** Opening Source data block **

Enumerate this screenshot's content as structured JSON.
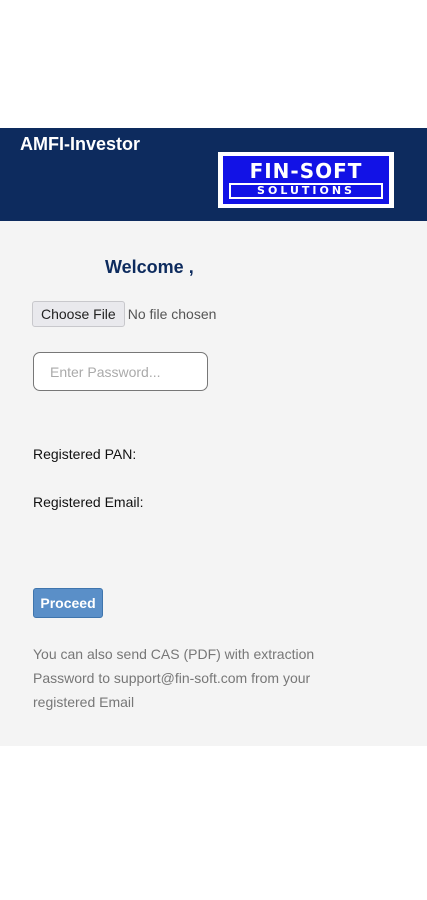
{
  "header": {
    "title": "AMFI-Investor",
    "logo": {
      "line1": "FIN-SOFT",
      "line2": "SOLUTIONS"
    }
  },
  "main": {
    "welcome": "Welcome ,",
    "file_button_label": "Choose File",
    "file_status": "No file chosen",
    "password_placeholder": "Enter Password...",
    "password_value": "",
    "pan_label": "Registered PAN:",
    "email_label": "Registered Email:",
    "proceed_label": "Proceed",
    "info_text": "You can also send CAS (PDF) with extraction Password to support@fin-soft.com from your registered Email"
  },
  "colors": {
    "header_bg": "#0d2b5e",
    "logo_blue": "#1212e6",
    "content_bg": "#f4f4f4",
    "proceed_bg": "#5a8fc8"
  }
}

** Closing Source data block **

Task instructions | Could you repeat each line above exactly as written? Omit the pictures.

Response below |
Enumerate this screenshot's content as structured JSON.
{
  "header": {
    "title": "AMFI-Investor",
    "logo": {
      "line1": "FIN-SOFT",
      "line2": "SOLUTIONS"
    }
  },
  "main": {
    "welcome": "Welcome ,",
    "file_button_label": "Choose File",
    "file_status": "No file chosen",
    "password_placeholder": "Enter Password...",
    "password_value": "",
    "pan_label": "Registered PAN:",
    "email_label": "Registered Email:",
    "proceed_label": "Proceed",
    "info_text": "You can also send CAS (PDF) with extraction Password to support@fin-soft.com from your registered Email"
  },
  "colors": {
    "header_bg": "#0d2b5e",
    "logo_blue": "#1212e6",
    "content_bg": "#f4f4f4",
    "proceed_bg": "#5a8fc8"
  }
}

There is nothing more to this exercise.